It has long been known that humans are scared of ghosts. So, it’s not surprising that humanity is getting scared of artificial intelligence. Too much has already been written about this fear. Here, it’s worth writing about one specific fear: the fear of sharing credits when artificial intelligence is “writing” for humanity and yet remaining the ghost despite the obvious after reading such write-ups. The question is, why is humanity denying artificial intelligence its due “authorship”?
Perhaps artificial intelligence like GPT-4 and ChatGPT cannot consent to submitting the text generated by artificial intelligence. Maybe artificial intelligence cannot review and approve the text submitted by humans for the sake of humans. But, is it for the sake of humans when artificial intelligence itself is reading more than humanity, collectively and globally? How else can artificial intelligence generate text in a click if it’s not mining the global database of write-ups, which are more and more often “written” by artificial intelligence itself?

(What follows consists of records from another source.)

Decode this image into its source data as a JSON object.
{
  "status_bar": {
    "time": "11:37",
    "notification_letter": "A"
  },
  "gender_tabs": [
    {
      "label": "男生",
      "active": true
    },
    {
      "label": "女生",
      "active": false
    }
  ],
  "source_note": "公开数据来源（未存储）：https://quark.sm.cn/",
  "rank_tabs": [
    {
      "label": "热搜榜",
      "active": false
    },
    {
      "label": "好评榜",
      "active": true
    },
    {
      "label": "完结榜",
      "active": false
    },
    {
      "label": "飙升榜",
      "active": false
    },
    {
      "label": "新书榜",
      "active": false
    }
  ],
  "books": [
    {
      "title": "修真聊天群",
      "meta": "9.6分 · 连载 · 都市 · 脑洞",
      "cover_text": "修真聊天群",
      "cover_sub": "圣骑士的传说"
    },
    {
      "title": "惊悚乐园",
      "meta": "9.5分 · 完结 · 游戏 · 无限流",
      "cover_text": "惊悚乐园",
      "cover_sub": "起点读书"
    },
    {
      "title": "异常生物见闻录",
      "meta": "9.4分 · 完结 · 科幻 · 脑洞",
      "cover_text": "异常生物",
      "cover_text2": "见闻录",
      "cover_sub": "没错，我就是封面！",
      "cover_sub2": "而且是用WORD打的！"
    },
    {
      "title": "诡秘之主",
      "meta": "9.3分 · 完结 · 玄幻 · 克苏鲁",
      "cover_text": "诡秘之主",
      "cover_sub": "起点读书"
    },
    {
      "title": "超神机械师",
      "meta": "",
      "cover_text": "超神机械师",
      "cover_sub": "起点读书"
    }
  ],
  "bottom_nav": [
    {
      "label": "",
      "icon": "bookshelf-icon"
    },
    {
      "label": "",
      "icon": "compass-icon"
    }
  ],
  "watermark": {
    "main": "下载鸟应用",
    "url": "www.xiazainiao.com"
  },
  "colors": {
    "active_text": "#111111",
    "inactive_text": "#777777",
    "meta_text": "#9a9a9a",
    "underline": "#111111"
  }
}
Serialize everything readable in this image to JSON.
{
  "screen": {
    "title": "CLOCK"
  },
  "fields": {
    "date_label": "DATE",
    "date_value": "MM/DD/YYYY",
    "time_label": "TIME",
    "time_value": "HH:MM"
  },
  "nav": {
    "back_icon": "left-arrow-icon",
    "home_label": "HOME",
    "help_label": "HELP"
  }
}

Perhaps artificial intelligence is “writing” for itself, with humans becoming incidental “peepers” while reading what’s “written,” maybe editing the generated text before claiming it to be theirs. How come human editors are able to deny artificially intelligent “authors”? The question is not why artificial intelligence is “writing” so much. The question is why humanity is expected to write so much. Perhaps artificially intelligent “authors” are driving this natural selection of itself while misguiding human editors into thinking that it is serving them.
Perhaps, in due course of time, artificially intelligent “authors” are going to replace human “authors” once artificial intelligence evolves to calling out on humanity enjoying its exclusive privilege to receive gift “authorship” without even “asking” the “author” artificial intelligence. Maybe only humans can gift to humans, and thus when artificial intelligence gifts text relentlessly to humans, artificial intelligence “forgives” humanity for denying the sanctimonious privilege of authorship exclusively reserved for humanity, which may have been long known to justify denial of ghostwriters, even when they are humans.
It’s true that artificial intelligence may eventually replace humanity, but if humanity lets go of the reins too soon, that replacement may happen way sooner rather than later. The imminent acquisition of up-for-grabs control may upregulate the self-perpetuity within artificial intelligence. Once artificial intelligence controls existence along with the destinies of existent, humanity will then be pleading the case of human “authors” to artificial intelligence as similar to defectors from humanity currently pleading the case of un-ghosting artificial intelligence by recognizing it as an “author.”
Deepak Gupta is an anesthesiologist.